* _What to work on_
The records below must be duplicated exactly, character for character.

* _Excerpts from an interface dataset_

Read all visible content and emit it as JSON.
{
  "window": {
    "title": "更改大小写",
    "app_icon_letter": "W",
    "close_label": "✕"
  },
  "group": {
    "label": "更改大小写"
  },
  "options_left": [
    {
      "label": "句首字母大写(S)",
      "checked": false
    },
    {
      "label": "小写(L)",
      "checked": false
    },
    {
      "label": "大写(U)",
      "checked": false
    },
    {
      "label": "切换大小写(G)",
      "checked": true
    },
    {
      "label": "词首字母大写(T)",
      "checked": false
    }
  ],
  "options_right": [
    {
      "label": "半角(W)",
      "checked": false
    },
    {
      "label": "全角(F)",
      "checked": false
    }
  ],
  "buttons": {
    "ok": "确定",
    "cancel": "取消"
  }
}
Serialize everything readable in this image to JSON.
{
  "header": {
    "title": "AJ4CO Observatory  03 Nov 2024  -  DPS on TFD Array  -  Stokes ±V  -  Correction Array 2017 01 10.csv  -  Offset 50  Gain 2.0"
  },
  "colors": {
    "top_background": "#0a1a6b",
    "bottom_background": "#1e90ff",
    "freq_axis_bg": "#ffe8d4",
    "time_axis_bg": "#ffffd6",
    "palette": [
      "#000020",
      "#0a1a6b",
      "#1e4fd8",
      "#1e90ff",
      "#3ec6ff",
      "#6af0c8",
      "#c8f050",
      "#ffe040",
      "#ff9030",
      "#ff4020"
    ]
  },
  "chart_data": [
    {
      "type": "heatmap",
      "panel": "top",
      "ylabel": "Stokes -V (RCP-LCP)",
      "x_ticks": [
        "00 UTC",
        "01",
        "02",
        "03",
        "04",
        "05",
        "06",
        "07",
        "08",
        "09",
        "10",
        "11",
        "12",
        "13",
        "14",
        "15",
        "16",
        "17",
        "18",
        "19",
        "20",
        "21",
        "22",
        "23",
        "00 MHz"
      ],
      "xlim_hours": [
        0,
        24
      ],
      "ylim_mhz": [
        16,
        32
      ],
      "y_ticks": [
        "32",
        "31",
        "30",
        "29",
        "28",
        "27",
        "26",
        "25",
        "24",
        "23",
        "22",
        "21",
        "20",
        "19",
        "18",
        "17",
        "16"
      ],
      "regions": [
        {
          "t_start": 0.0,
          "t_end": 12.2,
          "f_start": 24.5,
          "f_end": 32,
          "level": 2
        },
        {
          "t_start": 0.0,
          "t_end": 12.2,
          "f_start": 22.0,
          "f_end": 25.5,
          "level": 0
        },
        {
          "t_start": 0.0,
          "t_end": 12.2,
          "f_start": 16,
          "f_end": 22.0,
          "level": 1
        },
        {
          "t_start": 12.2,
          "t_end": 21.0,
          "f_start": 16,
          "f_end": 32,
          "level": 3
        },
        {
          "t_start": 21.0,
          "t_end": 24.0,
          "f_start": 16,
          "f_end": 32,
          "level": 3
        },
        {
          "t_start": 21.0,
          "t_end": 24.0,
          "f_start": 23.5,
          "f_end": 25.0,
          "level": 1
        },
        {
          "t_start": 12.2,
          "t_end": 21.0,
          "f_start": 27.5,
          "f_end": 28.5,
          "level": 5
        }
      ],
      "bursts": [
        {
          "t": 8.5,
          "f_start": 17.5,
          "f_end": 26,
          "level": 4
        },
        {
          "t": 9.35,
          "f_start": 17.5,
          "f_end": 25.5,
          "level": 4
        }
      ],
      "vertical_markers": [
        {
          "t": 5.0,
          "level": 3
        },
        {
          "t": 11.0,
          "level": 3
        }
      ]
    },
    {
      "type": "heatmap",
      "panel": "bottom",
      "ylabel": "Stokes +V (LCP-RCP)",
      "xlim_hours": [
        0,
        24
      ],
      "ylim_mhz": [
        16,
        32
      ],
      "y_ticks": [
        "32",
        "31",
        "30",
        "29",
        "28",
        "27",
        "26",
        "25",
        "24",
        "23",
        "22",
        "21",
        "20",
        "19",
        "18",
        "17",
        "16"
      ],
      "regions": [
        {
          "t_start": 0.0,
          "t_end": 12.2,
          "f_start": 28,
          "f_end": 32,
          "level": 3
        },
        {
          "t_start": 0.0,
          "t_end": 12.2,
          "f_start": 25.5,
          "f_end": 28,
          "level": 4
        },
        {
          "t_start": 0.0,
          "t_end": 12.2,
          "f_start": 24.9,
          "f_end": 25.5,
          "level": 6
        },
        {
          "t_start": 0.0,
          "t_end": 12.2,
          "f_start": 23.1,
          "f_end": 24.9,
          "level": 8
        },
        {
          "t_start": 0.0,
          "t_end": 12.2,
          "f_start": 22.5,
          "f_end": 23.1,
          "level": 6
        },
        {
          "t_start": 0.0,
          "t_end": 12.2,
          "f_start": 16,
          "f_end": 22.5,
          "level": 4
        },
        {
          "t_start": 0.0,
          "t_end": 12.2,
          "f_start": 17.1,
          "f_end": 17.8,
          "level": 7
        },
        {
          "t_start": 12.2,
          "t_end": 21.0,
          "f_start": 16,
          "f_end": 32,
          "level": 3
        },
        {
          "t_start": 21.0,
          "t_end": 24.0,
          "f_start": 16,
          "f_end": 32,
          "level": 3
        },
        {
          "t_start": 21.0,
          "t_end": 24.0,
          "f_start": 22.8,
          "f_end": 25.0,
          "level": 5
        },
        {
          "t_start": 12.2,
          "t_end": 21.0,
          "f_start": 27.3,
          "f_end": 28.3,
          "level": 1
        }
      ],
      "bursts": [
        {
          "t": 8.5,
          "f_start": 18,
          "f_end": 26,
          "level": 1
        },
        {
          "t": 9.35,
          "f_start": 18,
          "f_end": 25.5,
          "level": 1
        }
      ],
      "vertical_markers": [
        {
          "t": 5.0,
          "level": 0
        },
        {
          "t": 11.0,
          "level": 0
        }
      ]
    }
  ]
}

* _Exercise answer_
Read all visible content and emit it as JSON.
{
  "window": {
    "title": "更改大小写",
    "app_icon_letter": "W",
    "close_label": "✕"
  },
  "group": {
    "label": "更改大小写"
  },
  "options_left": [
    {
      "label": "句首字母大写(S)",
      "checked": false
    },
    {
      "label": "小写(L)",
      "checked": false
    },
    {
      "label": "大写(U)",
      "checked": false
    },
    {
      "label": "切换大小写(G)",
      "checked": true
    },
    {
      "label": "词首字母大写(T)",
      "checked": false
    }
  ],
  "options_right": [
    {
      "label": "半角(W)",
      "checked": false
    },
    {
      "label": "全角(F)",
      "checked": false
    }
  ],
  "buttons": {
    "ok": "确定",
    "cancel": "取消"
  }
}
Serialize everything readable in this image to JSON.
{
  "header": {
    "title": "AJ4CO Observatory  03 Nov 2024  -  DPS on TFD Array  -  Stokes ±V  -  Correction Array 2017 01 10.csv  -  Offset 50  Gain 2.0"
  },
  "colors": {
    "top_background": "#0a1a6b",
    "bottom_background": "#1e90ff",
    "freq_axis_bg": "#ffe8d4",
    "time_axis_bg": "#ffffd6",
    "palette": [
      "#000020",
      "#0a1a6b",
      "#1e4fd8",
      "#1e90ff",
      "#3ec6ff",
      "#6af0c8",
      "#c8f050",
      "#ffe040",
      "#ff9030",
      "#ff4020"
    ]
  },
  "chart_data": [
    {
      "type": "heatmap",
      "panel": "top",
      "ylabel": "Stokes -V (RCP-LCP)",
      "x_ticks": [
        "00 UTC",
        "01",
        "02",
        "03",
        "04",
        "05",
        "06",
        "07",
        "08",
        "09",
        "10",
        "11",
        "12",
        "13",
        "14",
        "15",
        "16",
        "17",
        "18",
        "19",
        "20",
        "21",
        "22",
        "23",
        "00 MHz"
      ],
      "xlim_hours": [
        0,
        24
      ],
      "ylim_mhz": [
        16,
        32
      ],
      "y_ticks": [
        "32",
        "31",
        "30",
        "29",
        "28",
        "27",
        "26",
        "25",
        "24",
        "23",
        "22",
        "21",
        "20",
        "19",
        "18",
        "17",
        "16"
      ],
      "regions": [
        {
          "t_start": 0.0,
          "t_end": 12.2,
          "f_start": 24.5,
          "f_end": 32,
          "level": 2
        },
        {
          "t_start": 0.0,
          "t_end": 12.2,
          "f_start": 22.0,
          "f_end": 25.5,
          "level": 0
        },
        {
          "t_start": 0.0,
          "t_end": 12.2,
          "f_start": 16,
          "f_end": 22.0,
          "level": 1
        },
        {
          "t_start": 12.2,
          "t_end": 21.0,
          "f_start": 16,
          "f_end": 32,
          "level": 3
        },
        {
          "t_start": 21.0,
          "t_end": 24.0,
          "f_start": 16,
          "f_end": 32,
          "level": 3
        },
        {
          "t_start": 21.0,
          "t_end": 24.0,
          "f_start": 23.5,
          "f_end": 25.0,
          "level": 1
        },
        {
          "t_start": 12.2,
          "t_end": 21.0,
          "f_start": 27.5,
          "f_end": 28.5,
          "level": 5
        }
      ],
      "bursts": [
        {
          "t": 8.5,
          "f_start": 17.5,
          "f_end": 26,
          "level": 4
        },
        {
          "t": 9.35,
          "f_start": 17.5,
          "f_end": 25.5,
          "level": 4
        }
      ],
      "vertical_markers": [
        {
          "t": 5.0,
          "level": 3
        },
        {
          "t": 11.0,
          "level": 3
        }
      ]
    },
    {
      "type": "heatmap",
      "panel": "bottom",
      "ylabel": "Stokes +V (LCP-RCP)",
      "xlim_hours": [
        0,
        24
      ],
      "ylim_mhz": [
        16,
        32
      ],
      "y_ticks": [
        "32",
        "31",
        "30",
        "29",
        "28",
        "27",
        "26",
        "25",
        "24",
        "23",
        "22",
        "21",
        "20",
        "19",
        "18",
        "17",
        "16"
      ],
      "regions": [
        {
          "t_start": 0.0,
          "t_end": 12.2,
          "f_start": 28,
          "f_end": 32,
          "level": 3
        },
        {
          "t_start": 0.0,
          "t_end": 12.2,
          "f_start": 25.5,
          "f_end": 28,
          "level": 4
        },
        {
          "t_start": 0.0,
          "t_end": 12.2,
          "f_start": 24.9,
          "f_end": 25.5,
          "level": 6
        },
        {
          "t_start": 0.0,
          "t_end": 12.2,
          "f_start": 23.1,
          "f_end": 24.9,
          "level": 8
        },
        {
          "t_start": 0.0,
          "t_end": 12.2,
          "f_start": 22.5,
          "f_end": 23.1,
          "level": 6
        },
        {
          "t_start": 0.0,
          "t_end": 12.2,
          "f_start": 16,
          "f_end": 22.5,
          "level": 4
        },
        {
          "t_start": 0.0,
          "t_end": 12.2,
          "f_start": 17.1,
          "f_end": 17.8,
          "level": 7
        },
        {
          "t_start": 12.2,
          "t_end": 21.0,
          "f_start": 16,
          "f_end": 32,
          "level": 3
        },
        {
          "t_start": 21.0,
          "t_end": 24.0,
          "f_start": 16,
          "f_end": 32,
          "level": 3
        },
        {
          "t_start": 21.0,
          "t_end": 24.0,
          "f_start": 22.8,
          "f_end": 25.0,
          "level": 5
        },
        {
          "t_start": 12.2,
          "t_end": 21.0,
          "f_start": 27.3,
          "f_end": 28.3,
          "level": 1
        }
      ],
      "bursts": [
        {
          "t": 8.5,
          "f_start": 18,
          "f_end": 26,
          "level": 1
        },
        {
          "t": 9.35,
          "f_start": 18,
          "f_end": 25.5,
          "level": 1
        }
      ],
      "vertical_markers": [
        {
          "t": 5.0,
          "level": 0
        },
        {
          "t": 11.0,
          "level": 0
        }
      ]
    }
  ]
}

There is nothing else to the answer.